#### Problem to solve:
Leaving out the images, repeat all the lines below exactly.

======== Entries shown ========

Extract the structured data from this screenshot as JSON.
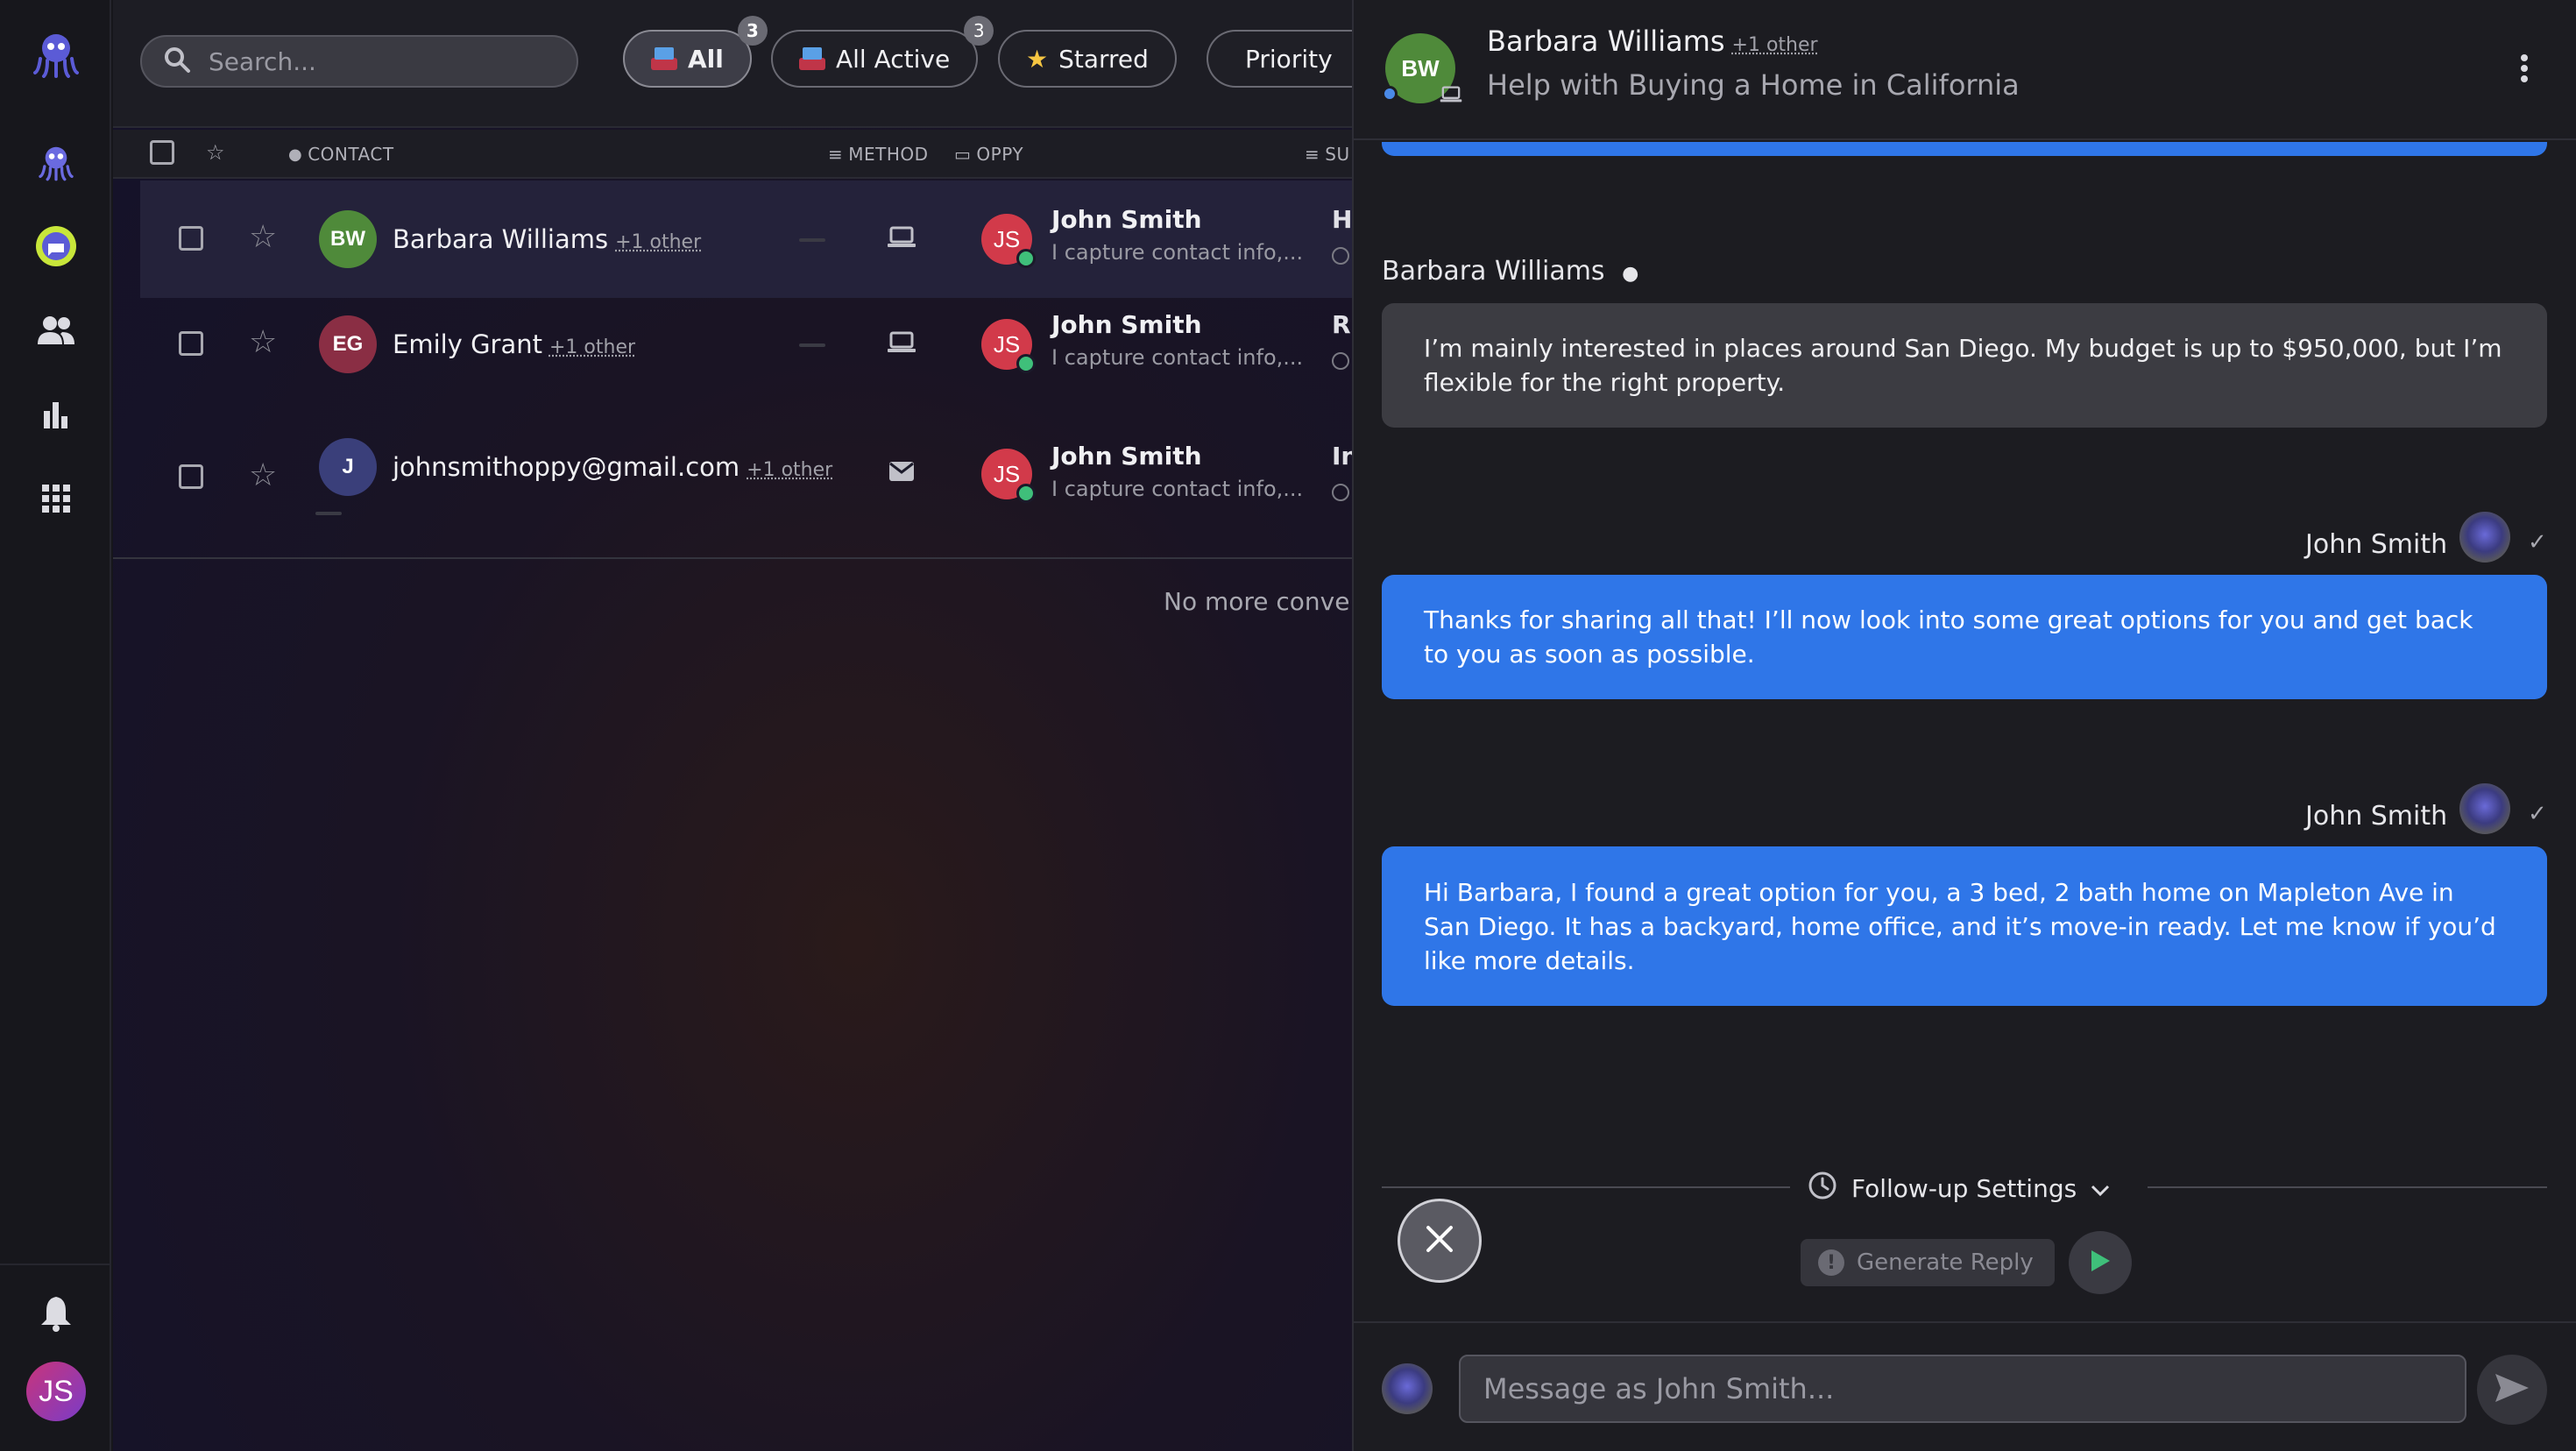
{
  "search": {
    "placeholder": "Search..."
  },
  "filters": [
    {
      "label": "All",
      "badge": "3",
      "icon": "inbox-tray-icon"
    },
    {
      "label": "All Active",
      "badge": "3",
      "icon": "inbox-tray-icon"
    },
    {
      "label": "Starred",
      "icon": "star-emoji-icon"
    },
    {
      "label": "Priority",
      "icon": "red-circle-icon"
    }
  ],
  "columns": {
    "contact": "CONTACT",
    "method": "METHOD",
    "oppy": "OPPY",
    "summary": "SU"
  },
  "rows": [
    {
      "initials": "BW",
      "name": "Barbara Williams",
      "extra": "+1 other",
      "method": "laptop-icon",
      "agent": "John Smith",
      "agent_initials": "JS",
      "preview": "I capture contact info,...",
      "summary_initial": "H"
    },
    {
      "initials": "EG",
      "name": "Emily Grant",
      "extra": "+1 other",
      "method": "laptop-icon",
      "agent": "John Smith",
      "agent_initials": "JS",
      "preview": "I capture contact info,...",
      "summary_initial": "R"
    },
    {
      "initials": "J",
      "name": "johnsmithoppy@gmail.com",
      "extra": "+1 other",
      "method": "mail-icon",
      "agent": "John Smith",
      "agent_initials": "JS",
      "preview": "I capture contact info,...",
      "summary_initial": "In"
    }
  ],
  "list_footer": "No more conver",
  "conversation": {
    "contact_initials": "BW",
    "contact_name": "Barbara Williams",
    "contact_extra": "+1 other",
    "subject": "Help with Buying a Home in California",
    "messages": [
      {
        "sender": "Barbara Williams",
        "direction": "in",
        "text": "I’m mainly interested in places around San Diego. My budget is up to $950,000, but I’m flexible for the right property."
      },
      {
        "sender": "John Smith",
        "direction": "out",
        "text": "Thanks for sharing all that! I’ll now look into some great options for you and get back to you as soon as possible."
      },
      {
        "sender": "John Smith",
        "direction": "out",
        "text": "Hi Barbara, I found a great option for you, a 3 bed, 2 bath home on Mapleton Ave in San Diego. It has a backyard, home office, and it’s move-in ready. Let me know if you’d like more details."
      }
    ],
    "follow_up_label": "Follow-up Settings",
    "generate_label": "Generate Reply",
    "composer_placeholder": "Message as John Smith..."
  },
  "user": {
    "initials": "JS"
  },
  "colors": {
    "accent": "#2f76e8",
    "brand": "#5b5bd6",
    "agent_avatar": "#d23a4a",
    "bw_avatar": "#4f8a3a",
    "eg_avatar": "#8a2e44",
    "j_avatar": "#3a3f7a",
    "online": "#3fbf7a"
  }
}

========

#### Task result:
Extract the structured data from this screenshot as JSON.
{
  "search": {
    "placeholder": "Search..."
  },
  "filters": [
    {
      "label": "All",
      "badge": "3",
      "icon": "inbox-tray-icon"
    },
    {
      "label": "All Active",
      "badge": "3",
      "icon": "inbox-tray-icon"
    },
    {
      "label": "Starred",
      "icon": "star-emoji-icon"
    },
    {
      "label": "Priority",
      "icon": "red-circle-icon"
    }
  ],
  "columns": {
    "contact": "CONTACT",
    "method": "METHOD",
    "oppy": "OPPY",
    "summary": "SU"
  },
  "rows": [
    {
      "initials": "BW",
      "name": "Barbara Williams",
      "extra": "+1 other",
      "method": "laptop-icon",
      "agent": "John Smith",
      "agent_initials": "JS",
      "preview": "I capture contact info,...",
      "summary_initial": "H"
    },
    {
      "initials": "EG",
      "name": "Emily Grant",
      "extra": "+1 other",
      "method": "laptop-icon",
      "agent": "John Smith",
      "agent_initials": "JS",
      "preview": "I capture contact info,...",
      "summary_initial": "R"
    },
    {
      "initials": "J",
      "name": "johnsmithoppy@gmail.com",
      "extra": "+1 other",
      "method": "mail-icon",
      "agent": "John Smith",
      "agent_initials": "JS",
      "preview": "I capture contact info,...",
      "summary_initial": "In"
    }
  ],
  "list_footer": "No more conver",
  "conversation": {
    "contact_initials": "BW",
    "contact_name": "Barbara Williams",
    "contact_extra": "+1 other",
    "subject": "Help with Buying a Home in California",
    "messages": [
      {
        "sender": "Barbara Williams",
        "direction": "in",
        "text": "I’m mainly interested in places around San Diego. My budget is up to $950,000, but I’m flexible for the right property."
      },
      {
        "sender": "John Smith",
        "direction": "out",
        "text": "Thanks for sharing all that! I’ll now look into some great options for you and get back to you as soon as possible."
      },
      {
        "sender": "John Smith",
        "direction": "out",
        "text": "Hi Barbara, I found a great option for you, a 3 bed, 2 bath home on Mapleton Ave in San Diego. It has a backyard, home office, and it’s move-in ready. Let me know if you’d like more details."
      }
    ],
    "follow_up_label": "Follow-up Settings",
    "generate_label": "Generate Reply",
    "composer_placeholder": "Message as John Smith..."
  },
  "user": {
    "initials": "JS"
  },
  "colors": {
    "accent": "#2f76e8",
    "brand": "#5b5bd6",
    "agent_avatar": "#d23a4a",
    "bw_avatar": "#4f8a3a",
    "eg_avatar": "#8a2e44",
    "j_avatar": "#3a3f7a",
    "online": "#3fbf7a"
  }
}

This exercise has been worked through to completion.